The sudden surge in demand has to be fulfilled. Thus, the service provider has to ensure the availability of sufficient capacity. They would also have to maintain a balance between the utilized and excess capacity. Excess capacity would mean wastage of investment while the over utilized capacity reflects a potential threat for performance degradation. So capacity management and capacity forecasting becomes a very complex and critical activity. The real time addition of capacity may be required. This makes it necessary to have a tight integration between Capacity Management and Supplier Management processes.
Another important process for cloud computing is Request Fulfilment, the process responsible for fulfilling service requests. Specifically referring to cloud computing, the request for a cloud service should be treated as a service request. Service requests are provisioned based on the defined internal approval cycle (if any) of the customer organization. Such approval could be related to the one in procurement. Generally either head of a department can raise such a request or would approve such requests of the team. These service requests are not required to go through a formal change approval cycle.
In cloud environment, the requests for addition, modification or deletion/removal of the existing capacity or resource has to be done in real time. Such requests are raised by the customer and provisioned without any change approval cycle. Thus, the request fulfilment team has to ensure that such requests are received in a complete manner and all required approvals, if any, from the customer side is provided along with the request.
Organizations that have 'well' adopted the ITIL framework need not be worried about their ITSM while moving their services to cloud environment. They might need some minor tweaking in their processes and related policies & standards to a certain extent but the overall impact would be minimal.
But challenge would definitely be there for the organizations that have 'ill' adopted the ITIL framework. They might have to re-define or re-implement the entire set of ITIL processes that they have.
Thus, a detailed maturity analysis of existing processes along with gaps w.r.t. to the ITIL framework and level of process integration would be needed. This would help in analyzing the quantum of work that might be required to make an organization's ITSM pertinent for cloud computing.
About the Author - Sumit Kumar Jha
ITIL V3 Expert | ITIL v2 Service Manager | Six Sigma Greenbelt | MS - Consultancy Management (Gold Medallist) Extensive expertise in ITIL and IT Consulting, having over ten years of experience reflecting strong leadership qualities coupled with exceptional client relationship & management skills. A powerful strategist with ability to map creative business vision, transform & empower organizations with tools/techniques, and strategies to bridge the digital business gap. Currently works with a leading CMMI Level 5 IT Services company of India as a Senior Consultant, heading the ITIL practice. Experienced in handling ITIL consulting engagements across various domains and geographies. Entrepreneurial experience of 5 years.

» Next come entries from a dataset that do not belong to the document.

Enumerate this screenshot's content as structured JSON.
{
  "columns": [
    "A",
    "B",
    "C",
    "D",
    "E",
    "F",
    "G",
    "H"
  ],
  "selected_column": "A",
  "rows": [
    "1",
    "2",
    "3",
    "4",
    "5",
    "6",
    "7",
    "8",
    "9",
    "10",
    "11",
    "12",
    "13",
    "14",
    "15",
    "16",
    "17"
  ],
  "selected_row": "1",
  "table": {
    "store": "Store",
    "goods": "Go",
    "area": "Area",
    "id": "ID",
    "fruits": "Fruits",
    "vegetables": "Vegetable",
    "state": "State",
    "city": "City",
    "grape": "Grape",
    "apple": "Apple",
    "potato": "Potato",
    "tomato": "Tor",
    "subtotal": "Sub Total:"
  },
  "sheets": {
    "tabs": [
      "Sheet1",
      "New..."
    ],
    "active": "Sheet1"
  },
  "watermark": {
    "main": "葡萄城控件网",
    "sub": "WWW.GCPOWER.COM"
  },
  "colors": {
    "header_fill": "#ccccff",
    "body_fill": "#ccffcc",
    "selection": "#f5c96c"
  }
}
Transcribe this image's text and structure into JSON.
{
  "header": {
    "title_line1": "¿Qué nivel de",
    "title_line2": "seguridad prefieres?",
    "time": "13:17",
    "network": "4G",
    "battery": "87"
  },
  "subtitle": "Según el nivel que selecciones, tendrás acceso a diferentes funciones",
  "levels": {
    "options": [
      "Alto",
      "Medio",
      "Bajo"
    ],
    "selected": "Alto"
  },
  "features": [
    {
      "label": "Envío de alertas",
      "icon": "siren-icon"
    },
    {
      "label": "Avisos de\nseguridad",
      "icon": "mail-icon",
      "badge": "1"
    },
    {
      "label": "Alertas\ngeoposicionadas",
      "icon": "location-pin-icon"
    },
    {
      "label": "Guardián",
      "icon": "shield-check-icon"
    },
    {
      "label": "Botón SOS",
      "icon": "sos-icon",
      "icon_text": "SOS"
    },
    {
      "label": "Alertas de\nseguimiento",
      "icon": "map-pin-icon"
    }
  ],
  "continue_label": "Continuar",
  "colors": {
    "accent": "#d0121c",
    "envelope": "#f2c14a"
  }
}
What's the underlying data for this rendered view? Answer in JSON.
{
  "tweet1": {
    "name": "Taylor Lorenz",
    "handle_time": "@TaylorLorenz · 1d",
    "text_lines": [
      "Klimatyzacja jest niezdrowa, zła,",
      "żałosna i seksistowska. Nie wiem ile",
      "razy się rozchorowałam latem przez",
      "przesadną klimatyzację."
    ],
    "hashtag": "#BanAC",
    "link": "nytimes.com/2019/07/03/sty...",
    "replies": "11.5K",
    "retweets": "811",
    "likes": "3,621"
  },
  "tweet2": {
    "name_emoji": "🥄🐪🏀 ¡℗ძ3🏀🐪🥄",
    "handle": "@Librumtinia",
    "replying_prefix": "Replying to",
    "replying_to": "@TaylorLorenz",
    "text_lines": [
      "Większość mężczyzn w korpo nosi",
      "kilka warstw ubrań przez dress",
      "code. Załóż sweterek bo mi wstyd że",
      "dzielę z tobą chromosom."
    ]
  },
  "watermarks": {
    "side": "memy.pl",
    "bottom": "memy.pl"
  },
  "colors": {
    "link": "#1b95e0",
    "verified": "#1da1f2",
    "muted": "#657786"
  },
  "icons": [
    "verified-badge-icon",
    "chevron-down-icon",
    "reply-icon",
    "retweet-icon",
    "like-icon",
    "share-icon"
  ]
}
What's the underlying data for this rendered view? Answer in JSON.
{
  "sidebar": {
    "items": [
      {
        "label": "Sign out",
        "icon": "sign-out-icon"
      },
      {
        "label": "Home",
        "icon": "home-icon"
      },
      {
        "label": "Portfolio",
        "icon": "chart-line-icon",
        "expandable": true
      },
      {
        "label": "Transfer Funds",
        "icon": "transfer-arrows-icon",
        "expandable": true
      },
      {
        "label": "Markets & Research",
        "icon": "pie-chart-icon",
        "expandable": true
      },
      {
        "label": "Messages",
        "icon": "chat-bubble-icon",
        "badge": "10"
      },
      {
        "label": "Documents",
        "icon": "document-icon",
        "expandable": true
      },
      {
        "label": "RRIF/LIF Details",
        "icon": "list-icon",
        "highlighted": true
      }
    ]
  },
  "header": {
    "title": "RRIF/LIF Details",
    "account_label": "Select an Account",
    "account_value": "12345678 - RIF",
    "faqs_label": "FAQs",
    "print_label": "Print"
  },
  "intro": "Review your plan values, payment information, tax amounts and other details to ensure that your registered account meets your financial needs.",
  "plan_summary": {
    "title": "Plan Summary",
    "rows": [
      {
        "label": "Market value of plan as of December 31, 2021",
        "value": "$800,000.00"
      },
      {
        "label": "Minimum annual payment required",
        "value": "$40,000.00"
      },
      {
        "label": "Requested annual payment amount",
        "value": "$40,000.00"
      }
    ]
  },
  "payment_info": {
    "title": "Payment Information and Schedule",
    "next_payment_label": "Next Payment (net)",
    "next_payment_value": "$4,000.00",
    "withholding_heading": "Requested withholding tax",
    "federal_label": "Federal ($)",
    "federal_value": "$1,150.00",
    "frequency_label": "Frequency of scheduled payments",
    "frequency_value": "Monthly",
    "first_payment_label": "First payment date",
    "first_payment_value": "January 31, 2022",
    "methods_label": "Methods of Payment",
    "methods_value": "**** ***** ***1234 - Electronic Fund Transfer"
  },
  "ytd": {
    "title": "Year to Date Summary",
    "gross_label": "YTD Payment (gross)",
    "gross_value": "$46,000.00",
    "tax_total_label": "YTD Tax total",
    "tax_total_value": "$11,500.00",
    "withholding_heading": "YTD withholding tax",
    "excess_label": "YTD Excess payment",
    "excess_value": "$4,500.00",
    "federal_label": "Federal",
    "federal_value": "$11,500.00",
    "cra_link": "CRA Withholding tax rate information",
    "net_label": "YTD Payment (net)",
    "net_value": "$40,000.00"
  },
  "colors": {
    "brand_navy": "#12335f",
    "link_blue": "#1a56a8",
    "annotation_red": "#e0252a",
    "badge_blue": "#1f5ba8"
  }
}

Authored a book titled "Tackling Roadblocks During IT Implementation". Maintains blog - www.process-consultant.blogspot.com. He can be contacted at email@example.com.
Note: ITIL® is a Registered Trade Mark of the Office of Government Commerce in the United Kingdom and other countries.